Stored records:
--------------------------------------------------

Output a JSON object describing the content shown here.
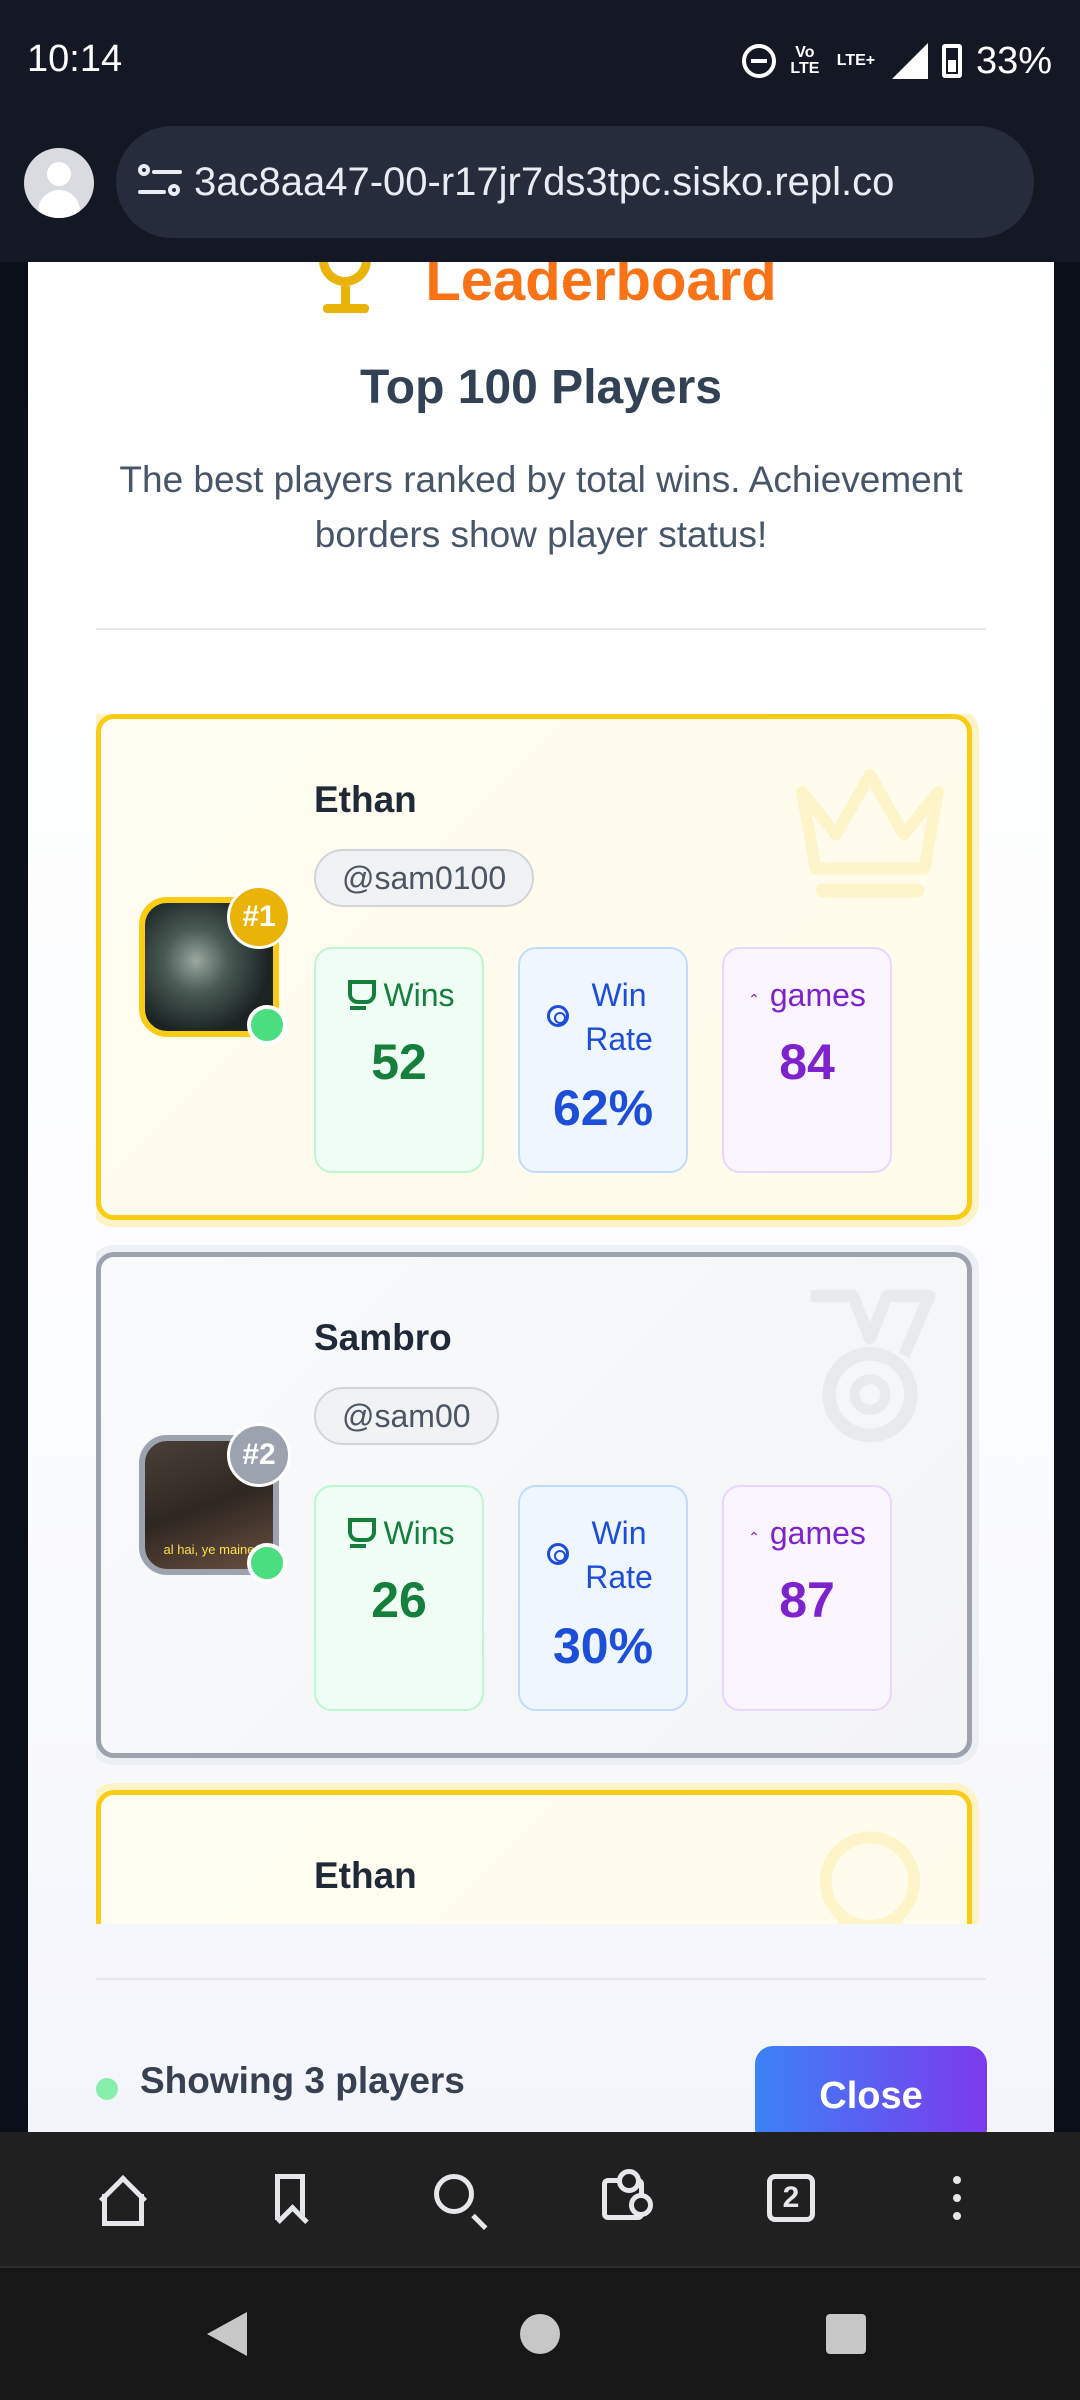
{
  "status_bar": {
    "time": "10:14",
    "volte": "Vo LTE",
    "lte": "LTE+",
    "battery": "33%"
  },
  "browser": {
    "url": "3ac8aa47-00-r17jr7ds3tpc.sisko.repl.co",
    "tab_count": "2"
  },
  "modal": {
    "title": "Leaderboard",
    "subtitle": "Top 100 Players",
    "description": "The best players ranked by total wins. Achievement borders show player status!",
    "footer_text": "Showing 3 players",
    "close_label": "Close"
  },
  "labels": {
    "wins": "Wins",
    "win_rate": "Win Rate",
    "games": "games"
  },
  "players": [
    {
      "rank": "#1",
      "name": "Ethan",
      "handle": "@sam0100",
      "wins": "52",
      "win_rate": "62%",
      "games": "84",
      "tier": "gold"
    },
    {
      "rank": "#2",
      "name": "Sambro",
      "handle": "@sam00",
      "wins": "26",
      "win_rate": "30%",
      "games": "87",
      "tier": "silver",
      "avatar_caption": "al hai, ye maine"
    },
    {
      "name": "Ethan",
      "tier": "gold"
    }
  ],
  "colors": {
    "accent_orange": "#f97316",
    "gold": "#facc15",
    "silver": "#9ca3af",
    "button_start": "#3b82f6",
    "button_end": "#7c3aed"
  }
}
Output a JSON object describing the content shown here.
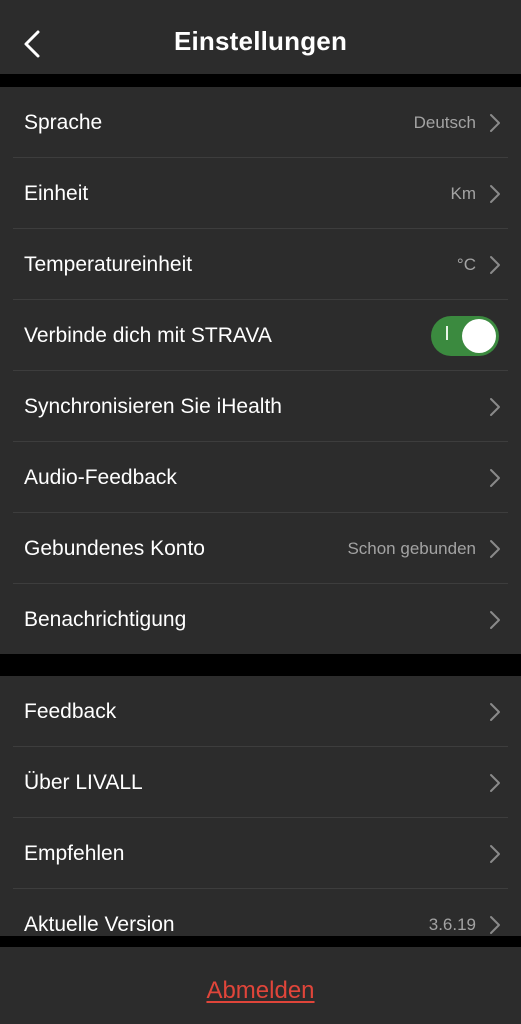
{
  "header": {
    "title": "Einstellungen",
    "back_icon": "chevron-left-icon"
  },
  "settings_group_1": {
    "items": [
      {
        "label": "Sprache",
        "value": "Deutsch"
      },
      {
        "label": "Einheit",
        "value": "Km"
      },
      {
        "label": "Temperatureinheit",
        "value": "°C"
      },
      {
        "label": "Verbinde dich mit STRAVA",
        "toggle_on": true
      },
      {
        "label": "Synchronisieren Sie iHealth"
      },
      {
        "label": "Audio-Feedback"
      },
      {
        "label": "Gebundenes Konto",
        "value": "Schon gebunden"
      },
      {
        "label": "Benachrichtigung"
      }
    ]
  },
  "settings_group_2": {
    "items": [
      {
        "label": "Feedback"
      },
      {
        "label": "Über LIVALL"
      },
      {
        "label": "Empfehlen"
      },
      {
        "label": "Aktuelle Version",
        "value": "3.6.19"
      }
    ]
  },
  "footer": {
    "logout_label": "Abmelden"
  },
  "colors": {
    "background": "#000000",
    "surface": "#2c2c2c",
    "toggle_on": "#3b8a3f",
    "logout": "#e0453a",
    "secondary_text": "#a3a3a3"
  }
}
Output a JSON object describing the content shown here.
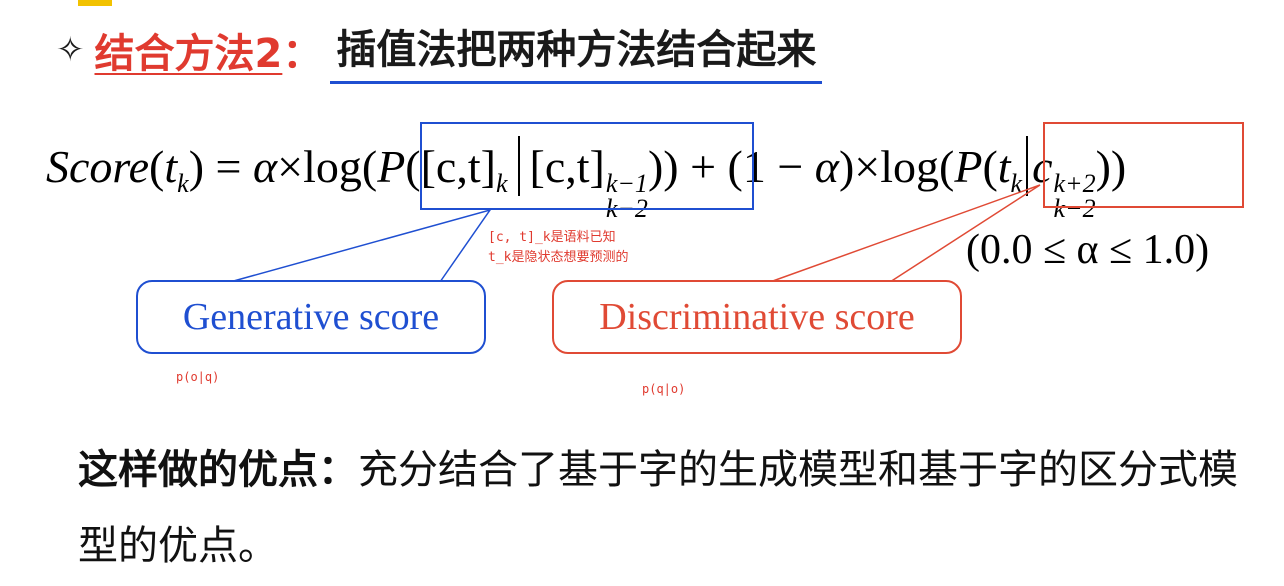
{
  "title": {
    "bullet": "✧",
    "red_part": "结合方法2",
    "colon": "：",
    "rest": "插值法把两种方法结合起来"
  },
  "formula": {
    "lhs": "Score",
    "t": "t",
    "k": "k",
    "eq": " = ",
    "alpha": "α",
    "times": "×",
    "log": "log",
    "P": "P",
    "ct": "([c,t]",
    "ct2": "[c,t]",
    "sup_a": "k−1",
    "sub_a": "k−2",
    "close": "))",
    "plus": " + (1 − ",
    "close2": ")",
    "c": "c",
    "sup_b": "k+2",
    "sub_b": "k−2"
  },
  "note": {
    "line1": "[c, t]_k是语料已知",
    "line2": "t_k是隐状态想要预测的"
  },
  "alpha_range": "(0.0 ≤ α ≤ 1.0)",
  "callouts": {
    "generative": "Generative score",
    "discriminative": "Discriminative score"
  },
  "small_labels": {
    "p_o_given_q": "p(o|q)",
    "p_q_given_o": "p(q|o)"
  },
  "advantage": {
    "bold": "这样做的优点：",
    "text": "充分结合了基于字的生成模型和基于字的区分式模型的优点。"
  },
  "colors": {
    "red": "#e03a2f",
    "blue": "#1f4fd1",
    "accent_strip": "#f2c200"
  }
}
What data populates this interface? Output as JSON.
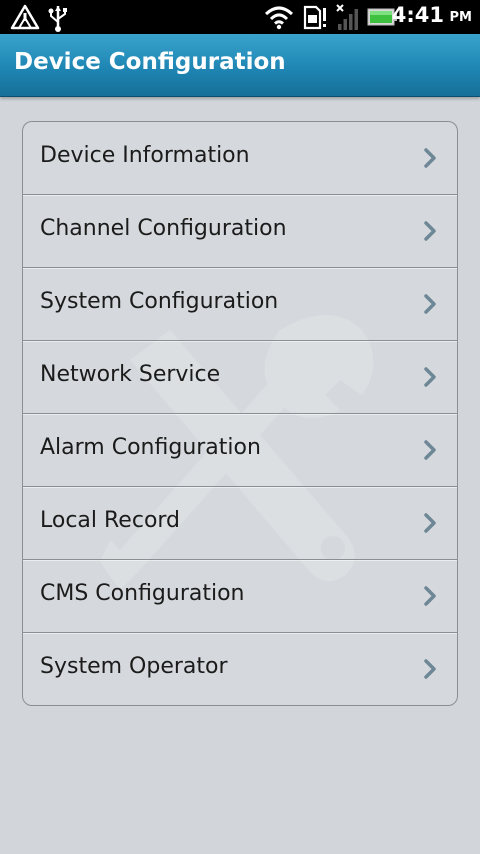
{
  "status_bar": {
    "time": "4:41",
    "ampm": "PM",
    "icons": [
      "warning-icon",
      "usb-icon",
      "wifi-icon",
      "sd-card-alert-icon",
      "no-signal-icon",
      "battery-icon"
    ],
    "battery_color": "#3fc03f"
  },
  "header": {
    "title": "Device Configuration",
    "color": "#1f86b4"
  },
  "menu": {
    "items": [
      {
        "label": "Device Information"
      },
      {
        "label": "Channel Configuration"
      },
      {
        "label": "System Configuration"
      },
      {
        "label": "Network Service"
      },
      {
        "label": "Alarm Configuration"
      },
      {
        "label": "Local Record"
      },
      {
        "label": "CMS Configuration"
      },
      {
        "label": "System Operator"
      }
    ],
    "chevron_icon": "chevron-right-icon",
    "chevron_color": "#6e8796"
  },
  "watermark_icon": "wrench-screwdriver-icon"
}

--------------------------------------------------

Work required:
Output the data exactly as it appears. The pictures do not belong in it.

Your solution:
Output a JSON object describing the content shown here.
{
  "status_bar": {
    "time": "10:14",
    "volte": "Vo LTE",
    "lte": "LTE+",
    "battery": "33%"
  },
  "browser": {
    "url": "3ac8aa47-00-r17jr7ds3tpc.sisko.repl.co",
    "tab_count": "2"
  },
  "modal": {
    "title": "Leaderboard",
    "subtitle": "Top 100 Players",
    "description": "The best players ranked by total wins. Achievement borders show player status!",
    "footer_text": "Showing 3 players",
    "close_label": "Close"
  },
  "labels": {
    "wins": "Wins",
    "win_rate": "Win Rate",
    "games": "games"
  },
  "players": [
    {
      "rank": "#1",
      "name": "Ethan",
      "handle": "@sam0100",
      "wins": "52",
      "win_rate": "62%",
      "games": "84",
      "tier": "gold"
    },
    {
      "rank": "#2",
      "name": "Sambro",
      "handle": "@sam00",
      "wins": "26",
      "win_rate": "30%",
      "games": "87",
      "tier": "silver",
      "avatar_caption": "al hai, ye maine"
    },
    {
      "name": "Ethan",
      "tier": "gold"
    }
  ],
  "colors": {
    "accent_orange": "#f97316",
    "gold": "#facc15",
    "silver": "#9ca3af",
    "button_start": "#3b82f6",
    "button_end": "#7c3aed"
  }
}
Output a JSON object describing the content shown here.
{
  "header": {
    "title": "Einstellungen",
    "back_icon": "chevron-left-icon"
  },
  "settings_group_1": {
    "items": [
      {
        "label": "Sprache",
        "value": "Deutsch"
      },
      {
        "label": "Einheit",
        "value": "Km"
      },
      {
        "label": "Temperatureinheit",
        "value": "°C"
      },
      {
        "label": "Verbinde dich mit STRAVA",
        "toggle_on": true
      },
      {
        "label": "Synchronisieren Sie iHealth"
      },
      {
        "label": "Audio-Feedback"
      },
      {
        "label": "Gebundenes Konto",
        "value": "Schon gebunden"
      },
      {
        "label": "Benachrichtigung"
      }
    ]
  },
  "settings_group_2": {
    "items": [
      {
        "label": "Feedback"
      },
      {
        "label": "Über LIVALL"
      },
      {
        "label": "Empfehlen"
      },
      {
        "label": "Aktuelle Version",
        "value": "3.6.19"
      }
    ]
  },
  "footer": {
    "logout_label": "Abmelden"
  },
  "colors": {
    "background": "#000000",
    "surface": "#2c2c2c",
    "toggle_on": "#3b8a3f",
    "logout": "#e0453a",
    "secondary_text": "#a3a3a3"
  }
}
Output a JSON object describing the content shown here.
{
  "title": {
    "bullet": "✧",
    "red_part": "结合方法2",
    "colon": "：",
    "rest": "插值法把两种方法结合起来"
  },
  "formula": {
    "lhs": "Score",
    "t": "t",
    "k": "k",
    "eq": " = ",
    "alpha": "α",
    "times": "×",
    "log": "log",
    "P": "P",
    "ct": "([c,t]",
    "ct2": "[c,t]",
    "sup_a": "k−1",
    "sub_a": "k−2",
    "close": "))",
    "plus": " + (1 − ",
    "close2": ")",
    "c": "c",
    "sup_b": "k+2",
    "sub_b": "k−2"
  },
  "note": {
    "line1": "[c, t]_k是语料已知",
    "line2": "t_k是隐状态想要预测的"
  },
  "alpha_range": "(0.0 ≤ α ≤ 1.0)",
  "callouts": {
    "generative": "Generative score",
    "discriminative": "Discriminative score"
  },
  "small_labels": {
    "p_o_given_q": "p(o|q)",
    "p_q_given_o": "p(q|o)"
  },
  "advantage": {
    "bold": "这样做的优点：",
    "text": "充分结合了基于字的生成模型和基于字的区分式模型的优点。"
  },
  "colors": {
    "red": "#e03a2f",
    "blue": "#1f4fd1",
    "accent_strip": "#f2c200"
  }
}
What data populates this interface? Output as JSON.
{
  "status_bar": {
    "time": "4:41",
    "ampm": "PM",
    "icons": [
      "warning-icon",
      "usb-icon",
      "wifi-icon",
      "sd-card-alert-icon",
      "no-signal-icon",
      "battery-icon"
    ],
    "battery_color": "#3fc03f"
  },
  "header": {
    "title": "Device Configuration",
    "color": "#1f86b4"
  },
  "menu": {
    "items": [
      {
        "label": "Device Information"
      },
      {
        "label": "Channel Configuration"
      },
      {
        "label": "System Configuration"
      },
      {
        "label": "Network Service"
      },
      {
        "label": "Alarm Configuration"
      },
      {
        "label": "Local Record"
      },
      {
        "label": "CMS Configuration"
      },
      {
        "label": "System Operator"
      }
    ],
    "chevron_icon": "chevron-right-icon",
    "chevron_color": "#6e8796"
  },
  "watermark_icon": "wrench-screwdriver-icon"
}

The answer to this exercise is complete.